**What this task involves:**
Copy out the entries that follow, unchanged.

── Dataset records

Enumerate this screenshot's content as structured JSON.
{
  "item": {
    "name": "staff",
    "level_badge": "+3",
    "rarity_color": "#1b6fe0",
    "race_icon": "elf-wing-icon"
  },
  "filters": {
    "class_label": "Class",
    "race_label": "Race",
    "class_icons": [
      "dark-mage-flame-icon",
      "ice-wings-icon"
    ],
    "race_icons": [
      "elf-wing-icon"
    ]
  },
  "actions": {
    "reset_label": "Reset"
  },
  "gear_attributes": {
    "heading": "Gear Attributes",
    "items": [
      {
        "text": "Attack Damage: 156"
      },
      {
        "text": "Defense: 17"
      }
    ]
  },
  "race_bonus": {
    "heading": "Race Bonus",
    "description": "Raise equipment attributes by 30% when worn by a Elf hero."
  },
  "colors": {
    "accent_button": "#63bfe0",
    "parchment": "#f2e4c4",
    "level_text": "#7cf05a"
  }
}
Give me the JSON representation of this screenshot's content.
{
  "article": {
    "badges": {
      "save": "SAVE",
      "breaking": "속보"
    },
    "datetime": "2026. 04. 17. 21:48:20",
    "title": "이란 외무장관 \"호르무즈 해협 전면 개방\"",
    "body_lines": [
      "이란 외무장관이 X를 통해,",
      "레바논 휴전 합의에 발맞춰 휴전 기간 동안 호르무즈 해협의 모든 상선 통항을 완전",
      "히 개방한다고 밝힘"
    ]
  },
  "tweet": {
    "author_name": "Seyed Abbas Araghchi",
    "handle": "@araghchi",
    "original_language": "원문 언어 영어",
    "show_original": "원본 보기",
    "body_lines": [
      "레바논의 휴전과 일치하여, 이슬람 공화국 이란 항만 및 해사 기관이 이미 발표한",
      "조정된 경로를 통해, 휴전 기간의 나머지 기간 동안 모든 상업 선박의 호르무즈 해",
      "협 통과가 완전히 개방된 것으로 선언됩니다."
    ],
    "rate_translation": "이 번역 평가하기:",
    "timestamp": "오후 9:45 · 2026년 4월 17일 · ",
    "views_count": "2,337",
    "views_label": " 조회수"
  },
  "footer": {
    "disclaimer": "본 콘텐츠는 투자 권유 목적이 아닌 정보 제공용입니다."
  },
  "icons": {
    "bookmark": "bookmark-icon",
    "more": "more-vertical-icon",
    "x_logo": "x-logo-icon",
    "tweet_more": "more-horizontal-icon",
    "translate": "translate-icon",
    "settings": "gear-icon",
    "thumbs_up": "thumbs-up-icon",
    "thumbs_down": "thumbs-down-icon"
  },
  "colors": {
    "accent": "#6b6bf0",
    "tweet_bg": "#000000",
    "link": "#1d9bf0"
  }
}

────

**Task answer:**
Enumerate this screenshot's content as structured JSON.
{
  "item": {
    "name": "staff",
    "level_badge": "+3",
    "rarity_color": "#1b6fe0",
    "race_icon": "elf-wing-icon"
  },
  "filters": {
    "class_label": "Class",
    "race_label": "Race",
    "class_icons": [
      "dark-mage-flame-icon",
      "ice-wings-icon"
    ],
    "race_icons": [
      "elf-wing-icon"
    ]
  },
  "actions": {
    "reset_label": "Reset"
  },
  "gear_attributes": {
    "heading": "Gear Attributes",
    "items": [
      {
        "text": "Attack Damage: 156"
      },
      {
        "text": "Defense: 17"
      }
    ]
  },
  "race_bonus": {
    "heading": "Race Bonus",
    "description": "Raise equipment attributes by 30% when worn by a Elf hero."
  },
  "colors": {
    "accent_button": "#63bfe0",
    "parchment": "#f2e4c4",
    "level_text": "#7cf05a"
  }
}
Give me the JSON representation of this screenshot's content.
{
  "article": {
    "badges": {
      "save": "SAVE",
      "breaking": "속보"
    },
    "datetime": "2026. 04. 17. 21:48:20",
    "title": "이란 외무장관 \"호르무즈 해협 전면 개방\"",
    "body_lines": [
      "이란 외무장관이 X를 통해,",
      "레바논 휴전 합의에 발맞춰 휴전 기간 동안 호르무즈 해협의 모든 상선 통항을 완전",
      "히 개방한다고 밝힘"
    ]
  },
  "tweet": {
    "author_name": "Seyed Abbas Araghchi",
    "handle": "@araghchi",
    "original_language": "원문 언어 영어",
    "show_original": "원본 보기",
    "body_lines": [
      "레바논의 휴전과 일치하여, 이슬람 공화국 이란 항만 및 해사 기관이 이미 발표한",
      "조정된 경로를 통해, 휴전 기간의 나머지 기간 동안 모든 상업 선박의 호르무즈 해",
      "협 통과가 완전히 개방된 것으로 선언됩니다."
    ],
    "rate_translation": "이 번역 평가하기:",
    "timestamp": "오후 9:45 · 2026년 4월 17일 · ",
    "views_count": "2,337",
    "views_label": " 조회수"
  },
  "footer": {
    "disclaimer": "본 콘텐츠는 투자 권유 목적이 아닌 정보 제공용입니다."
  },
  "icons": {
    "bookmark": "bookmark-icon",
    "more": "more-vertical-icon",
    "x_logo": "x-logo-icon",
    "tweet_more": "more-horizontal-icon",
    "translate": "translate-icon",
    "settings": "gear-icon",
    "thumbs_up": "thumbs-up-icon",
    "thumbs_down": "thumbs-down-icon"
  },
  "colors": {
    "accent": "#6b6bf0",
    "tweet_bg": "#000000",
    "link": "#1d9bf0"
  }
}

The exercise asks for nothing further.